_Your assignment_
Which lines below contain the word "time"? Copy each one.

Data about app and page elements
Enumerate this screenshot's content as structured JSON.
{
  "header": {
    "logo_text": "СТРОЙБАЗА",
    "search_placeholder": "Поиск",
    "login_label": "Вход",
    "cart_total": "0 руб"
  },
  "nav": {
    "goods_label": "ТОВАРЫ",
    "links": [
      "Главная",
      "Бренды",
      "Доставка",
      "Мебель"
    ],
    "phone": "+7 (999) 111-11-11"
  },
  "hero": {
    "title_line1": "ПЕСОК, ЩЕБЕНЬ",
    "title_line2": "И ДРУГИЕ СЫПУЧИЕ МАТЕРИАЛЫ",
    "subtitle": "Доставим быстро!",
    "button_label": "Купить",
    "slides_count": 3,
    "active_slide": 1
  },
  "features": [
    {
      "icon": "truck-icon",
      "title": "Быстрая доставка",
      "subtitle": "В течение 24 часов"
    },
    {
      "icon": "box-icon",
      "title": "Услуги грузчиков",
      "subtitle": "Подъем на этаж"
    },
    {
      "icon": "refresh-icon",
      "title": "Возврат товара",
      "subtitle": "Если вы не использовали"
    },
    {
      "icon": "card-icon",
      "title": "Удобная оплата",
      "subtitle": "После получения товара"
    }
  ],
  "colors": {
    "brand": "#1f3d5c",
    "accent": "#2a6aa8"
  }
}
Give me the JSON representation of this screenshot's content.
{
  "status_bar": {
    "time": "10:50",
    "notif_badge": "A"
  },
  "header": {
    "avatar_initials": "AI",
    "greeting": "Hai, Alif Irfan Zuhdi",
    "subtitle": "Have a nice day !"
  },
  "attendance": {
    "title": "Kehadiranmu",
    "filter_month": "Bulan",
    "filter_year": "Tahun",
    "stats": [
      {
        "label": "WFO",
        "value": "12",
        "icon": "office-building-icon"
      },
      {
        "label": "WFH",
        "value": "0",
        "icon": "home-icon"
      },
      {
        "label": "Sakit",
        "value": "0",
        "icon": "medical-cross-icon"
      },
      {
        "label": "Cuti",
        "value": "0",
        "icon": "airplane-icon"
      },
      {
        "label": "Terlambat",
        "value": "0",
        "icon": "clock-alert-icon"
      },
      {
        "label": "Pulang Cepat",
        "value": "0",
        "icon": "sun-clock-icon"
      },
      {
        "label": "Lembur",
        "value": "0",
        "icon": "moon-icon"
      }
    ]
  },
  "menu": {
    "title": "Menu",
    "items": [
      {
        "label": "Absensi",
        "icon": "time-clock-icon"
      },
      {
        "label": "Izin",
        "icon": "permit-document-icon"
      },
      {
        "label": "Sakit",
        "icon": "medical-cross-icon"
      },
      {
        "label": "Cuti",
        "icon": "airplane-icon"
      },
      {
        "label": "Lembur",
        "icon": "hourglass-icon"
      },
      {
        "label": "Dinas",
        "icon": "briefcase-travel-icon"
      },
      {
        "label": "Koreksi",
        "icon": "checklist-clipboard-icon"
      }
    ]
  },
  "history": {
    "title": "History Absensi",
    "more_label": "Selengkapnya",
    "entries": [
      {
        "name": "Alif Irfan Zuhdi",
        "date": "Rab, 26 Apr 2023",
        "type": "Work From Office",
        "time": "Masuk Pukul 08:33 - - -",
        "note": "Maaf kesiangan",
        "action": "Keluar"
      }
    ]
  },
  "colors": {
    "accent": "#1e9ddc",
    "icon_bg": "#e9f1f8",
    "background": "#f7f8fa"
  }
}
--
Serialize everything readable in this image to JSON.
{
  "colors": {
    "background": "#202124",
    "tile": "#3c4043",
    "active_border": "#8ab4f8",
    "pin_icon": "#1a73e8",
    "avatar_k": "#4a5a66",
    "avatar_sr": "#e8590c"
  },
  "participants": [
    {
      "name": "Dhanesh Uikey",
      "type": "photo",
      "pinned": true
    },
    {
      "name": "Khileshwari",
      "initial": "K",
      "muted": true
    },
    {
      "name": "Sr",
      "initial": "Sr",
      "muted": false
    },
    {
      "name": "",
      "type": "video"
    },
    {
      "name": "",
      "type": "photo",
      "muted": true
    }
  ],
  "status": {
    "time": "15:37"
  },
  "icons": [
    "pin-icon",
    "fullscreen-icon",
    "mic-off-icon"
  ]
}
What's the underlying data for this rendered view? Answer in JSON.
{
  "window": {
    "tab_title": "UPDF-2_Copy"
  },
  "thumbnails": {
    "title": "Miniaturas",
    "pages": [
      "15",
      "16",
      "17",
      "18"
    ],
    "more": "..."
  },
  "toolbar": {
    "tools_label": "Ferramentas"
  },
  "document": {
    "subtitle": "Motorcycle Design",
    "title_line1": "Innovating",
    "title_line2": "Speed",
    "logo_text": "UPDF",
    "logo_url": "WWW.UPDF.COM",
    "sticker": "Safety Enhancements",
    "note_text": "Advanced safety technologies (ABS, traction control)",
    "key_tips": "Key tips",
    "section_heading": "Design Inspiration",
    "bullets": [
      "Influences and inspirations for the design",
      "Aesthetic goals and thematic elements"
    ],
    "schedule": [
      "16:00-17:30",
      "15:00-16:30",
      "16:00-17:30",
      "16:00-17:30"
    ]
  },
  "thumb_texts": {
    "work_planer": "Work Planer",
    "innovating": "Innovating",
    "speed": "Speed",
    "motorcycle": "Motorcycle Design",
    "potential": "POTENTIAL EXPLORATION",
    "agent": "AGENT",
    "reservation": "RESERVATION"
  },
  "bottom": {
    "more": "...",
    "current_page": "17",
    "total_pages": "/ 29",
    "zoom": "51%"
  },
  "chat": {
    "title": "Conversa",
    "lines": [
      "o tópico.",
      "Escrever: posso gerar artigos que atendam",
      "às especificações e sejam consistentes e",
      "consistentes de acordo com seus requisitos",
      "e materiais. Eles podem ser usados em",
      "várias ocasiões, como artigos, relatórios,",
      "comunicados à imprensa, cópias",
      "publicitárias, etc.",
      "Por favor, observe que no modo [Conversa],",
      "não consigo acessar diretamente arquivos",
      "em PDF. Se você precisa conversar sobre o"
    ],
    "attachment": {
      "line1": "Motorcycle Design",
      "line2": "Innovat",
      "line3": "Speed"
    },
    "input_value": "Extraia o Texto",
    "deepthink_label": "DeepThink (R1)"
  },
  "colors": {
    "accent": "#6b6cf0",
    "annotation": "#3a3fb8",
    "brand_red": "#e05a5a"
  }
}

_Output for this exercise_
    "time": "10:50",
        "icon": "time-clock-icon"
        "time": "Masuk Pukul 08:33 - - -",
    "time": "15:37"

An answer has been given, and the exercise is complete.